CBT is a treatment approach that addresses feelings and behaviors. The method is based on the premise that individuals can change the way they think to help themselves feel better even if the situation does not change.
Results showed that treatment improves both immediate and long-term self-reported sleep and pain in older patients with osteoarthritis and associated insomnia without directly addressing pain control.
Participants who received cognitive behavioral therapy for insomnia (CBT-I) reported significantly less time to fall asleep as well as reduced pain and increased sleep efficiency.
These improvements persisted in CBT-I patients (19 of 23) who were further assessed for sleep quality and perceived pain at a one-year follow-up visit.

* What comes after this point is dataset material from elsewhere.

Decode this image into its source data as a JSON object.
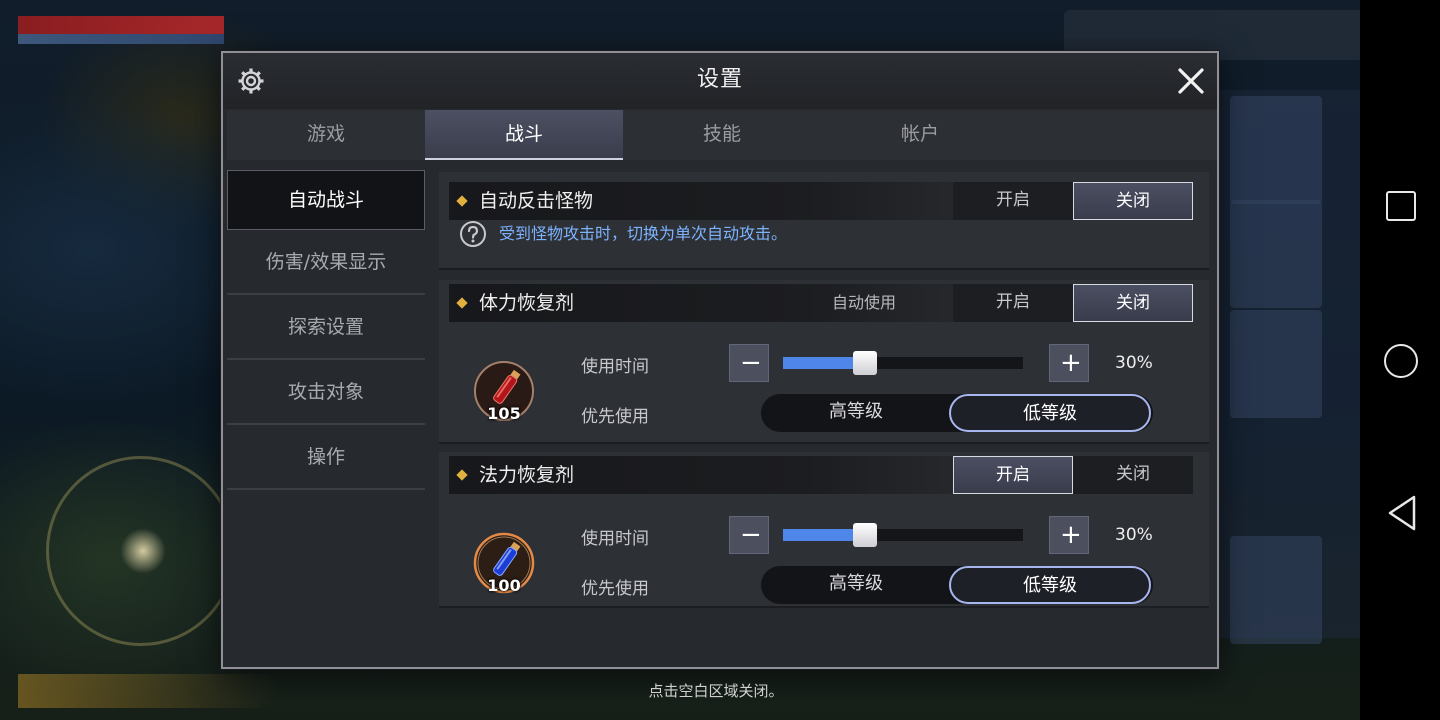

According to lead author Michael V. Vitiello, PhD, professor at the University of Washington in Seattle, results indicate that insomnia is not merely a symptom of osteoarthritis but rather a co-existing illness.
Vitiello said improving sleep can result in an improvement in osteoarthritis, which is particularly important because, at least in older adults, insomnia rarely exits by itselfrather, it typically coexists with other illnesses, pain conditions and depression.
“The particular strength of CBT-I is that once an individual learns how to improve their sleep, study after study has shown that the improvement persists for a year or more,” said Vitiello.
“What we and others are showing is that CBT-I can not only improve sleep but that improvement of sleep may lead to improvement in co-existing medical or psychiatric illnesses, such as osteoarthritis or depression, and in the case of our study, that these additional benefits can be seen in the long term.”
A total of 23 patients with a mean age of 69 years were randomly assigned to CBT-I, while 28 patients with a mean age of 66.5 years were assigned to a stress management and wellness control group. Participants in the control group reported no significant improvements in any measure.
CBT-I intervention consisted of eight weekly, two-hour classes ranging in size from four to eight participants. All classes were conducted in an academic medical center in downtown Chicago and were spread out over the calendar year.
According to background information in the study, sleep quality is a major concern for people with osteoarthritis, with 60 percent of people who have the disease reporting pain during the night. Chronic pain initiates and exacerbates sleep disturbance; disturbed sleep in turn maintains and exacerbates chronic pain and related dysfunction.
The findings indicate that successful treatment of sleep disturbance may improve the quality of life for patients in this population. The authors recommend that CBT-I, which specifically targets sleep, be incorporated into behavioral interventions for pain management in osteoarthritis and possibly for other chronic pain conditions as well.